WORK TASK => All of the data needs to be reproduced with no alterations.

Items from an interface collection:
##############################
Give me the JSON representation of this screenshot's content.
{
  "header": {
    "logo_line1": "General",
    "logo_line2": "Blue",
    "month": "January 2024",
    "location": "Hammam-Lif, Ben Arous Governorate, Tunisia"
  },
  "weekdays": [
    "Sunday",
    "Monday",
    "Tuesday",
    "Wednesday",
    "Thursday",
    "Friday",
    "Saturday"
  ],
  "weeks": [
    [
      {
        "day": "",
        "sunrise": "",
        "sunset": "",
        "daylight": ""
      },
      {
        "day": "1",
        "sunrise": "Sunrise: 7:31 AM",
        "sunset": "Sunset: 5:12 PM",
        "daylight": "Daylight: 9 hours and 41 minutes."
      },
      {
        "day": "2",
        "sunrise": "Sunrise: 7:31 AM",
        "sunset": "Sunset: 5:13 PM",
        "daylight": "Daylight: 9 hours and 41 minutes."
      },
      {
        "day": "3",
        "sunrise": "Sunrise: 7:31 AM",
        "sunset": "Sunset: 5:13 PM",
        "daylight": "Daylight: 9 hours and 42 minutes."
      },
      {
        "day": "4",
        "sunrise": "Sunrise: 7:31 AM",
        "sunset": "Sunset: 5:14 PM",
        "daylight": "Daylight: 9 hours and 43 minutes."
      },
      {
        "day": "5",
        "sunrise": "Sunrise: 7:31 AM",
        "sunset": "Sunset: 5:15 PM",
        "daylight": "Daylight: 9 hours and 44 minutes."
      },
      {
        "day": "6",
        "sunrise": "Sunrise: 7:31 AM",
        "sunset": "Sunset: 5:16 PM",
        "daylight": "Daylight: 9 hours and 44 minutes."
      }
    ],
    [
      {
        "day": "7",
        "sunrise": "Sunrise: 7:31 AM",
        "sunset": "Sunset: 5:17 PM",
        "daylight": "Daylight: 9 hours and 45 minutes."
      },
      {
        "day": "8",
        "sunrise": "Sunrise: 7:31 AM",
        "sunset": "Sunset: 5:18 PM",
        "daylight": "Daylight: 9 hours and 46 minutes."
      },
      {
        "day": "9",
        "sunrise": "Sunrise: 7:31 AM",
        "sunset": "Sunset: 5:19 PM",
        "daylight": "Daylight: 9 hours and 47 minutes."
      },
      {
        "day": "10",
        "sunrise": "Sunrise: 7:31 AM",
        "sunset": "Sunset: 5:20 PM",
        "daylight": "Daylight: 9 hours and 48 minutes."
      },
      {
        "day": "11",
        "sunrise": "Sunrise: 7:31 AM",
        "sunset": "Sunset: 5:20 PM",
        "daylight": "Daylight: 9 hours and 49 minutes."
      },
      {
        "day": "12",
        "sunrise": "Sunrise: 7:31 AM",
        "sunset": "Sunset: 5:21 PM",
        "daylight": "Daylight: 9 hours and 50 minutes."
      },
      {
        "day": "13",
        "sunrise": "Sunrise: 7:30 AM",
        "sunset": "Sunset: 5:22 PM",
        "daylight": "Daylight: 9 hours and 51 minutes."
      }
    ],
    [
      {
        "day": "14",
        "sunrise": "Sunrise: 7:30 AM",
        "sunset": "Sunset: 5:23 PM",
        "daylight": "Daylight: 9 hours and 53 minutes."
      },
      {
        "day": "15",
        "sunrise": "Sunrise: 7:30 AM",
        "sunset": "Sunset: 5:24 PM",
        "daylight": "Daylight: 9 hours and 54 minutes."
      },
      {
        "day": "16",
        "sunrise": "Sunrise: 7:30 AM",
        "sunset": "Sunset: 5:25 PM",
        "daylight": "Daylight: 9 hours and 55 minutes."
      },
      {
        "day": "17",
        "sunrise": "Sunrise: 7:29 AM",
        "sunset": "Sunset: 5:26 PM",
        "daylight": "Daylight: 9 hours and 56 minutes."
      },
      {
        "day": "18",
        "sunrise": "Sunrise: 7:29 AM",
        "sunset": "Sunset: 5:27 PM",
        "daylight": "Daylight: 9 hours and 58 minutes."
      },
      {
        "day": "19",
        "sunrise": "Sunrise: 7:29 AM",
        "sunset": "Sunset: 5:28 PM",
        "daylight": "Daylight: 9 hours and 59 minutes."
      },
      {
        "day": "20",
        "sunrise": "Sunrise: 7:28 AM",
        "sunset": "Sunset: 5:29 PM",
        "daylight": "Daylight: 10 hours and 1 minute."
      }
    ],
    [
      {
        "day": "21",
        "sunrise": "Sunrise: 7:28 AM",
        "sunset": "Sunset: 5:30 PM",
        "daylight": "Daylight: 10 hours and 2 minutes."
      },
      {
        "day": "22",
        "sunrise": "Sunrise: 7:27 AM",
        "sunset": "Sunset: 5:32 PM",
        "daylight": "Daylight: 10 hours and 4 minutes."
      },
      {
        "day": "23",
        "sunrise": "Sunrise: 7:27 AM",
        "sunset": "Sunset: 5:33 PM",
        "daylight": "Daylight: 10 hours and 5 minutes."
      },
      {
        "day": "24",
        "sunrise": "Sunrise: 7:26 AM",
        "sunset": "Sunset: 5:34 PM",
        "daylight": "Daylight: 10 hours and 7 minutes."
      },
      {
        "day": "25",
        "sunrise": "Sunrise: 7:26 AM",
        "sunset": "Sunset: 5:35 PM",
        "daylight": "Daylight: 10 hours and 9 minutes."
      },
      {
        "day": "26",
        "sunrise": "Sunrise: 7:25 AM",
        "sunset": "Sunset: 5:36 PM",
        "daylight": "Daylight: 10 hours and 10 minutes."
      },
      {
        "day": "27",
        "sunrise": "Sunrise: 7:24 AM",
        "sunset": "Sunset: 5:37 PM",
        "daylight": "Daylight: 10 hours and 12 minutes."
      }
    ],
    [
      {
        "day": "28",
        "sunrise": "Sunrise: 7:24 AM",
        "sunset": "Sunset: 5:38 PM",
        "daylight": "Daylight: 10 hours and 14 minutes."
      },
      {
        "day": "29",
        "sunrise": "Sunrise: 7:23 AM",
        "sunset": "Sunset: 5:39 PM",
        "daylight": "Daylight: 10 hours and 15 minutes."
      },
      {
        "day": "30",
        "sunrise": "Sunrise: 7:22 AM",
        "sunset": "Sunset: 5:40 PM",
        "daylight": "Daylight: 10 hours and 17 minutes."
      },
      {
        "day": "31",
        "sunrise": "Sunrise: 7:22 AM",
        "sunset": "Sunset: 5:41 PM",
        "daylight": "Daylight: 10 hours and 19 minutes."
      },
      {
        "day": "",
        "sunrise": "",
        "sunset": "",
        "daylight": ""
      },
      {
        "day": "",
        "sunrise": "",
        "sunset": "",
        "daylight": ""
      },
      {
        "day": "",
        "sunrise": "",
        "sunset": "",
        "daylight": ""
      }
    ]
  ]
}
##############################
RESPONSE TO THE EXERCISE =>
Give me the JSON representation of this screenshot's content.
{
  "header": {
    "logo_line1": "General",
    "logo_line2": "Blue",
    "month": "January 2024",
    "location": "Hammam-Lif, Ben Arous Governorate, Tunisia"
  },
  "weekdays": [
    "Sunday",
    "Monday",
    "Tuesday",
    "Wednesday",
    "Thursday",
    "Friday",
    "Saturday"
  ],
  "weeks": [
    [
      {
        "day": "",
        "sunrise": "",
        "sunset": "",
        "daylight": ""
      },
      {
        "day": "1",
        "sunrise": "Sunrise: 7:31 AM",
        "sunset": "Sunset: 5:12 PM",
        "daylight": "Daylight: 9 hours and 41 minutes."
      },
      {
        "day": "2",
        "sunrise": "Sunrise: 7:31 AM",
        "sunset": "Sunset: 5:13 PM",
        "daylight": "Daylight: 9 hours and 41 minutes."
      },
      {
        "day": "3",
        "sunrise": "Sunrise: 7:31 AM",
        "sunset": "Sunset: 5:13 PM",
        "daylight": "Daylight: 9 hours and 42 minutes."
      },
      {
        "day": "4",
        "sunrise": "Sunrise: 7:31 AM",
        "sunset": "Sunset: 5:14 PM",
        "daylight": "Daylight: 9 hours and 43 minutes."
      },
      {
        "day": "5",
        "sunrise": "Sunrise: 7:31 AM",
        "sunset": "Sunset: 5:15 PM",
        "daylight": "Daylight: 9 hours and 44 minutes."
      },
      {
        "day": "6",
        "sunrise": "Sunrise: 7:31 AM",
        "sunset": "Sunset: 5:16 PM",
        "daylight": "Daylight: 9 hours and 44 minutes."
      }
    ],
    [
      {
        "day": "7",
        "sunrise": "Sunrise: 7:31 AM",
        "sunset": "Sunset: 5:17 PM",
        "daylight": "Daylight: 9 hours and 45 minutes."
      },
      {
        "day": "8",
        "sunrise": "Sunrise: 7:31 AM",
        "sunset": "Sunset: 5:18 PM",
        "daylight": "Daylight: 9 hours and 46 minutes."
      },
      {
        "day": "9",
        "sunrise": "Sunrise: 7:31 AM",
        "sunset": "Sunset: 5:19 PM",
        "daylight": "Daylight: 9 hours and 47 minutes."
      },
      {
        "day": "10",
        "sunrise": "Sunrise: 7:31 AM",
        "sunset": "Sunset: 5:20 PM",
        "daylight": "Daylight: 9 hours and 48 minutes."
      },
      {
        "day": "11",
        "sunrise": "Sunrise: 7:31 AM",
        "sunset": "Sunset: 5:20 PM",
        "daylight": "Daylight: 9 hours and 49 minutes."
      },
      {
        "day": "12",
        "sunrise": "Sunrise: 7:31 AM",
        "sunset": "Sunset: 5:21 PM",
        "daylight": "Daylight: 9 hours and 50 minutes."
      },
      {
        "day": "13",
        "sunrise": "Sunrise: 7:30 AM",
        "sunset": "Sunset: 5:22 PM",
        "daylight": "Daylight: 9 hours and 51 minutes."
      }
    ],
    [
      {
        "day": "14",
        "sunrise": "Sunrise: 7:30 AM",
        "sunset": "Sunset: 5:23 PM",
        "daylight": "Daylight: 9 hours and 53 minutes."
      },
      {
        "day": "15",
        "sunrise": "Sunrise: 7:30 AM",
        "sunset": "Sunset: 5:24 PM",
        "daylight": "Daylight: 9 hours and 54 minutes."
      },
      {
        "day": "16",
        "sunrise": "Sunrise: 7:30 AM",
        "sunset": "Sunset: 5:25 PM",
        "daylight": "Daylight: 9 hours and 55 minutes."
      },
      {
        "day": "17",
        "sunrise": "Sunrise: 7:29 AM",
        "sunset": "Sunset: 5:26 PM",
        "daylight": "Daylight: 9 hours and 56 minutes."
      },
      {
        "day": "18",
        "sunrise": "Sunrise: 7:29 AM",
        "sunset": "Sunset: 5:27 PM",
        "daylight": "Daylight: 9 hours and 58 minutes."
      },
      {
        "day": "19",
        "sunrise": "Sunrise: 7:29 AM",
        "sunset": "Sunset: 5:28 PM",
        "daylight": "Daylight: 9 hours and 59 minutes."
      },
      {
        "day": "20",
        "sunrise": "Sunrise: 7:28 AM",
        "sunset": "Sunset: 5:29 PM",
        "daylight": "Daylight: 10 hours and 1 minute."
      }
    ],
    [
      {
        "day": "21",
        "sunrise": "Sunrise: 7:28 AM",
        "sunset": "Sunset: 5:30 PM",
        "daylight": "Daylight: 10 hours and 2 minutes."
      },
      {
        "day": "22",
        "sunrise": "Sunrise: 7:27 AM",
        "sunset": "Sunset: 5:32 PM",
        "daylight": "Daylight: 10 hours and 4 minutes."
      },
      {
        "day": "23",
        "sunrise": "Sunrise: 7:27 AM",
        "sunset": "Sunset: 5:33 PM",
        "daylight": "Daylight: 10 hours and 5 minutes."
      },
      {
        "day": "24",
        "sunrise": "Sunrise: 7:26 AM",
        "sunset": "Sunset: 5:34 PM",
        "daylight": "Daylight: 10 hours and 7 minutes."
      },
      {
        "day": "25",
        "sunrise": "Sunrise: 7:26 AM",
        "sunset": "Sunset: 5:35 PM",
        "daylight": "Daylight: 10 hours and 9 minutes."
      },
      {
        "day": "26",
        "sunrise": "Sunrise: 7:25 AM",
        "sunset": "Sunset: 5:36 PM",
        "daylight": "Daylight: 10 hours and 10 minutes."
      },
      {
        "day": "27",
        "sunrise": "Sunrise: 7:24 AM",
        "sunset": "Sunset: 5:37 PM",
        "daylight": "Daylight: 10 hours and 12 minutes."
      }
    ],
    [
      {
        "day": "28",
        "sunrise": "Sunrise: 7:24 AM",
        "sunset": "Sunset: 5:38 PM",
        "daylight": "Daylight: 10 hours and 14 minutes."
      },
      {
        "day": "29",
        "sunrise": "Sunrise: 7:23 AM",
        "sunset": "Sunset: 5:39 PM",
        "daylight": "Daylight: 10 hours and 15 minutes."
      },
      {
        "day": "30",
        "sunrise": "Sunrise: 7:22 AM",
        "sunset": "Sunset: 5:40 PM",
        "daylight": "Daylight: 10 hours and 17 minutes."
      },
      {
        "day": "31",
        "sunrise": "Sunrise: 7:22 AM",
        "sunset": "Sunset: 5:41 PM",
        "daylight": "Daylight: 10 hours and 19 minutes."
      },
      {
        "day": "",
        "sunrise": "",
        "sunset": "",
        "daylight": ""
      },
      {
        "day": "",
        "sunrise": "",
        "sunset": "",
        "daylight": ""
      },
      {
        "day": "",
        "sunrise": "",
        "sunset": "",
        "daylight": ""
      }
    ]
  ]
}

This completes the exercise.